Filter Dilemma 

Author: Dr. L.E. Freese

There are different filters available at various prices and it is advisable that the filter is not only bought for its affordability, but because it is suitable for the aquarium setup that you envision and that the maintenance that is required suits you.

 Firstly one must decide if you would prefer a motor driven, air driven or a trickle filter and should it be external, internal or undergravel? Each method of filtration has its pros and cons and these need to be weighed up before you purchase one and find that it does not suit your needs.

The capacity that is needed varies depending on the size of the aquarium and the waste load. The capacity of a filter is determined by the volume (of the filtration media) and the turnover rate (rate at which the water flows through the filter) of the filter in relation to the size of the aquarium and the amount of waste produced by the occupants. Excess volume does no harm, but if the volume of media is insufficient the filter clogs up very quickly and this leads to an increase in maintenance requirements. If the turnover rate is too high the turbulence in the aquarium increases and this leads to increased level s of stress in the fish. On the other hand cloudy water and insufficient filtration is the result of a turnover rate that is too low.

In container filters (canister, box or trickle) where no specific media is required, different media can be used depending on what type of filtration you require. There are 3 basic filtration methods and they have different media which are suited for these functions.

1)Biological – Media provides a home for the bacteria of the nitrogen cycle

2)      Chemical – Media reacts chemically with the elements in the water and thus changes the pH, salinity, hardness of the water or removes pollutants  

3)      Mechanical – Media removes suspended particles in the water and this ensures clarity


Calcium Carbonate – Hardens water and increases the pH of the water. This media can be washed and reused.

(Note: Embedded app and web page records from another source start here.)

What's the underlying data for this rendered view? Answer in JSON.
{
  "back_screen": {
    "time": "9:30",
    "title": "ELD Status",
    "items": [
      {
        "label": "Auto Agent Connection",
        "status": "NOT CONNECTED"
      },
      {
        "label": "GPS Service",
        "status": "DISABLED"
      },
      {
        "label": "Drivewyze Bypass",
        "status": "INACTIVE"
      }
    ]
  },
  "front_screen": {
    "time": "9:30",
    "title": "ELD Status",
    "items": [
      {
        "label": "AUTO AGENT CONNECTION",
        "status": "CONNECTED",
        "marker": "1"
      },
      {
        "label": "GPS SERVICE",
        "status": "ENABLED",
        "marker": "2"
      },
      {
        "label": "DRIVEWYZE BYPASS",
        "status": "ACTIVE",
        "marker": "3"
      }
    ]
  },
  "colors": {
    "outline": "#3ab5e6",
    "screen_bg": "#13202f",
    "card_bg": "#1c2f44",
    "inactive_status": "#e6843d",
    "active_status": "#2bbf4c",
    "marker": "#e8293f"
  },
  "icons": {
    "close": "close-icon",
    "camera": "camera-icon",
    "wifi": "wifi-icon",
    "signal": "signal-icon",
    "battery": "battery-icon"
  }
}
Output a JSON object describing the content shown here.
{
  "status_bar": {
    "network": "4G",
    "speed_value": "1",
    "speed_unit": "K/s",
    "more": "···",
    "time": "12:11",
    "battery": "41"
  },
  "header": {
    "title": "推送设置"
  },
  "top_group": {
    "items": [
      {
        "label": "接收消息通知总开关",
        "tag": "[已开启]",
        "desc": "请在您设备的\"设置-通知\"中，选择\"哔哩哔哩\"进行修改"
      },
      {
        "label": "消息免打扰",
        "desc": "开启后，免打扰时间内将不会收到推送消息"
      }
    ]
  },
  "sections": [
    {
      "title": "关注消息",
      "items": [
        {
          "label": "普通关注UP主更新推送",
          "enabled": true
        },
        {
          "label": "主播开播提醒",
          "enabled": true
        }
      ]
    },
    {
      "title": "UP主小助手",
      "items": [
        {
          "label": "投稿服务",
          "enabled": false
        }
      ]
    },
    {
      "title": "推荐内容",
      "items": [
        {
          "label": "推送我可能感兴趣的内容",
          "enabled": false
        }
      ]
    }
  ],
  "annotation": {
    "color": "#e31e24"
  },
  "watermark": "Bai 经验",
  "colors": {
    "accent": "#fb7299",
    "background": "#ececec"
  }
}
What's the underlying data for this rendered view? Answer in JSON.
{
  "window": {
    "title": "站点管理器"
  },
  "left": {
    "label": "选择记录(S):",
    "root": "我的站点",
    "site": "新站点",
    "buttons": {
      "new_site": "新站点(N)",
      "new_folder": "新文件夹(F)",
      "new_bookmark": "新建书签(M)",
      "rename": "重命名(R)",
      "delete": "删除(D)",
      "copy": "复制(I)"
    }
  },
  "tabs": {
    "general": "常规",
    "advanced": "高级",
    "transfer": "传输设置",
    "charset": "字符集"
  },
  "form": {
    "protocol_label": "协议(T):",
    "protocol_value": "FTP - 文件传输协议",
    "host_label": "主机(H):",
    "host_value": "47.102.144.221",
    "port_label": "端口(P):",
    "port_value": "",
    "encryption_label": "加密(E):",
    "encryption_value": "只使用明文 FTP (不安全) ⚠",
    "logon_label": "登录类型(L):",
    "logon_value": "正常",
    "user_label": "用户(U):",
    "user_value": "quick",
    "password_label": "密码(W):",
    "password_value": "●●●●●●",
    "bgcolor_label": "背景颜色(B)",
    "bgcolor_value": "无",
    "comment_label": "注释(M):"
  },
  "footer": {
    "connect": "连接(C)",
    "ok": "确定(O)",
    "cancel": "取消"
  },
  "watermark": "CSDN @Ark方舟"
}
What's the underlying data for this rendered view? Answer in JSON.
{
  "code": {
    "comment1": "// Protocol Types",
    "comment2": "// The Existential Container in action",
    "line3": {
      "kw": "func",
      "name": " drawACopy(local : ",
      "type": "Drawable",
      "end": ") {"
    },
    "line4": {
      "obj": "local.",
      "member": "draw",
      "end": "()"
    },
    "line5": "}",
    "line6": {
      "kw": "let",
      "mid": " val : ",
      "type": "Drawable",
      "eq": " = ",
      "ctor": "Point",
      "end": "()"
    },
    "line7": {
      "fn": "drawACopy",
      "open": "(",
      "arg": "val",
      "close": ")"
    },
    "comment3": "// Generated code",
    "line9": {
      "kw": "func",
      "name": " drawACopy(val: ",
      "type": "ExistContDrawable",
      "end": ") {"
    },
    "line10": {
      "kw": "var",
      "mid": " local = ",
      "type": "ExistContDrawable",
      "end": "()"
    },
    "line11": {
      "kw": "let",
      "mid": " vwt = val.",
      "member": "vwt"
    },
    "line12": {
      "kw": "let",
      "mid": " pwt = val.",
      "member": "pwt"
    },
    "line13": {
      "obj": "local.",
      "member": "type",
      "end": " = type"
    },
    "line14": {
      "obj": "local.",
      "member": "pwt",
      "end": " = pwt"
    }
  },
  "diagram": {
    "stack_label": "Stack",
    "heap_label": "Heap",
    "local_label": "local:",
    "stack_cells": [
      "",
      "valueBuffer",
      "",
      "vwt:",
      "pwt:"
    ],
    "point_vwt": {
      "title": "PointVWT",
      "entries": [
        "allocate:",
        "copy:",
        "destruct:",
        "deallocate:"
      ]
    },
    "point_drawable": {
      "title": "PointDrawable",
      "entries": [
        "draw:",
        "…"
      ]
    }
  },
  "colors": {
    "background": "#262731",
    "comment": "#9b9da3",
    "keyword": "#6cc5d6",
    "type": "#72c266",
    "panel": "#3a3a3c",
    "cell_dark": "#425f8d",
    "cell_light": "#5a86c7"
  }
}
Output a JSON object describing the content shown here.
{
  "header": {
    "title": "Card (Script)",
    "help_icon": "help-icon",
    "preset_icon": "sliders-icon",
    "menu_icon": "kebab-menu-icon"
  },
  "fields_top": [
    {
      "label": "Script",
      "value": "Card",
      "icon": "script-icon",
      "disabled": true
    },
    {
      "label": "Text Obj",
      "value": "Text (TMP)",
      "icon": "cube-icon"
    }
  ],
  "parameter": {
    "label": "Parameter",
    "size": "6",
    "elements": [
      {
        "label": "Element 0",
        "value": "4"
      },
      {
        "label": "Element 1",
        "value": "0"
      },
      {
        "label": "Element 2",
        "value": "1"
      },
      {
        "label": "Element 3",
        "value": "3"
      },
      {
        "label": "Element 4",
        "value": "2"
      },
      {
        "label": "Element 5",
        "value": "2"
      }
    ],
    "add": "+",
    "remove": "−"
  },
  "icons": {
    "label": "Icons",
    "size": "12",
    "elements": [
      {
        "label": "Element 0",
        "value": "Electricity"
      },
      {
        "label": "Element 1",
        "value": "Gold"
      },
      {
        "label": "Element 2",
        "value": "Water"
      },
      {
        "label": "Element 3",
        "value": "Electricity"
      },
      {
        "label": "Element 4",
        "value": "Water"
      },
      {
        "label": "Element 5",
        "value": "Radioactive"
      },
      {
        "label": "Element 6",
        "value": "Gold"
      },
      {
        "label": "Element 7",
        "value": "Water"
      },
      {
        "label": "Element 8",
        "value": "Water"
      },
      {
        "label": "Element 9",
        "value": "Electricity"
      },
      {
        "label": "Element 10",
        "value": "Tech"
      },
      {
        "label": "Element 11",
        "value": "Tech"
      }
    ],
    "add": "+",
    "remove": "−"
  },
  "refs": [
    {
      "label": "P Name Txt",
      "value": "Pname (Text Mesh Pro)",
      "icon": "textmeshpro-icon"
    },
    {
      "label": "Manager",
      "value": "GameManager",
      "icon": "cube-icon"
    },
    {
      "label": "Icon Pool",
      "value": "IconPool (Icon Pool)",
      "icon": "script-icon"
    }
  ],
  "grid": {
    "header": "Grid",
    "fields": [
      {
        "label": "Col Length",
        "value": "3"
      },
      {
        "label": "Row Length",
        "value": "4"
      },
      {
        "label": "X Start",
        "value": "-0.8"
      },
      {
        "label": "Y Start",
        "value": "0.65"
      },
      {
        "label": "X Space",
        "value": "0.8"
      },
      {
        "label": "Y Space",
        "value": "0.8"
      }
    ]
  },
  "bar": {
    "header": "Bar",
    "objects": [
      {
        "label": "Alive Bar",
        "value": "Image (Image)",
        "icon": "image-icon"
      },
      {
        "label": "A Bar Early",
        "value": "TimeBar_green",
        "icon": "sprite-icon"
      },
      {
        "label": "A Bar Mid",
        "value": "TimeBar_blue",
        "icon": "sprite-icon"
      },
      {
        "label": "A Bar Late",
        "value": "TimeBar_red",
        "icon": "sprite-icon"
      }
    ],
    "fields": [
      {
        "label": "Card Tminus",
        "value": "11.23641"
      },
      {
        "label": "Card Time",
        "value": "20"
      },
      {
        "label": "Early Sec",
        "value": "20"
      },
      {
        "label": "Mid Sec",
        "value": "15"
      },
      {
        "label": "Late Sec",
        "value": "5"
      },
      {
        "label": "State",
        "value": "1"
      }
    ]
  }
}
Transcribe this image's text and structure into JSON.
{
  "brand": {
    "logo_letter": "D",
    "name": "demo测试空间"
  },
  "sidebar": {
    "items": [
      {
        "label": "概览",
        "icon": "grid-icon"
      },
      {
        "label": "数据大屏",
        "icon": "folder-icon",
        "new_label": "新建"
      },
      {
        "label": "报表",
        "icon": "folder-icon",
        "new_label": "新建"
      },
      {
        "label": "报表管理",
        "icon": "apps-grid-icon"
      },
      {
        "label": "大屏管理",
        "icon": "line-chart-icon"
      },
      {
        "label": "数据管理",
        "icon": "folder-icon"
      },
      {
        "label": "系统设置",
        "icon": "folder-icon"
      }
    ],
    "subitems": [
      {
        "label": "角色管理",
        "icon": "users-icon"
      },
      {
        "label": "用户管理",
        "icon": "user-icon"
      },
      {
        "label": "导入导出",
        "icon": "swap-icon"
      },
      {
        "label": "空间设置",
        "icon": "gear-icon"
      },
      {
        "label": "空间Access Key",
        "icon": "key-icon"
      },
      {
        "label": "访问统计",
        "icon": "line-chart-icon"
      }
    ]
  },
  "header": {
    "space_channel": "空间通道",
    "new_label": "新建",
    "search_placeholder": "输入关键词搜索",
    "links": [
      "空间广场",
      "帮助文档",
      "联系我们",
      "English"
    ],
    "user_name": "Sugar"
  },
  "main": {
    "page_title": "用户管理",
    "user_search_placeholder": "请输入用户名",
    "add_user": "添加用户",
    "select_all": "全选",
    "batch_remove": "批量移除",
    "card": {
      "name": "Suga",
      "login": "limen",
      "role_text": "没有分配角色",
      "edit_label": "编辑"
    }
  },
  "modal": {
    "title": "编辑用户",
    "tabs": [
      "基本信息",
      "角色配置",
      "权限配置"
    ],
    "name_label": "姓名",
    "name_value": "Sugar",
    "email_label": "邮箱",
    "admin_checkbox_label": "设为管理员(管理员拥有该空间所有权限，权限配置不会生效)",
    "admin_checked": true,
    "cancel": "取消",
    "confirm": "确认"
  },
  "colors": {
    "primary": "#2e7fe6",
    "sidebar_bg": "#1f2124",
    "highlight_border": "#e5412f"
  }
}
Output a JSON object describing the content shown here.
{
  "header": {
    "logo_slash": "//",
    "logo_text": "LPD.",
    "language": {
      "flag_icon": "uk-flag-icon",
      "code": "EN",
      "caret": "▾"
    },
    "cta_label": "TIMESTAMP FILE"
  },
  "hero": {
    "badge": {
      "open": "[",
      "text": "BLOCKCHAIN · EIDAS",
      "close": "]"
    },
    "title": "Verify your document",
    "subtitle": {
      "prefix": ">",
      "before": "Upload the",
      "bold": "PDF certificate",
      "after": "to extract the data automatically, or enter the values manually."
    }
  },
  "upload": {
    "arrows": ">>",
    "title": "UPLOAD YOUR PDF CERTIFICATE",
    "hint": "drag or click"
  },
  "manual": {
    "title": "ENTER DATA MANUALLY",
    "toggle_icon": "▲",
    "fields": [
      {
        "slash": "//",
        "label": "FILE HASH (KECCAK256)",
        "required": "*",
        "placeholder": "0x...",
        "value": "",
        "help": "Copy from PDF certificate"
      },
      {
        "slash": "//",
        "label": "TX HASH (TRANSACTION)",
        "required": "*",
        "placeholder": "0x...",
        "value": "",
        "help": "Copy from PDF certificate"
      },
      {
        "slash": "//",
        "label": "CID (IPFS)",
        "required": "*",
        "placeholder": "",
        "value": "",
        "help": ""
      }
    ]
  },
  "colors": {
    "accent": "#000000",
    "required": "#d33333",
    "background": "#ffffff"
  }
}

Carbon – Removes certain medications, heavy metals and chemical contaminants from the water by absorbing them and therefore it needs to be replaced frequently.

Zeolite – Neutralises ammonia through an ion exchange process and needs to be replaced and it should only be used as an emergency media not as a replacement for the biological breakdown of nitrates and nitrites in the water.  


Media that is used for mechanical filtration is most often used for biological filtration.

Ceramics – Porous and in various shapes which are generally used as biological media.

Filter wool/floss – Cheap and can be washed and reused. The problem with this media is that it tends to clog up quickly and needs to be washed fairly frequently.

Foam – A very efficient mechanical and biological filter media, which can be washed and reused. It can be bought in different porosities, which makes it more versatile than other media and water flow through the foam is uniform and thus a greater surface area is available to the bacteria. Make sure that the foam is filtration media, as mattress foam clogs quickly, is not easy to clean and may contain chemicals that are toxic to fish.

Gravel – It must be aquarium gravel and not sand (clogs easily). Washing is not so easy but it can be reused indefinitely.

This is only an overview of filtration and its media, it cannot be stressed enough how important it is to do a little homework and find the filtration system that will enhance your aquatic pleasure


September 2001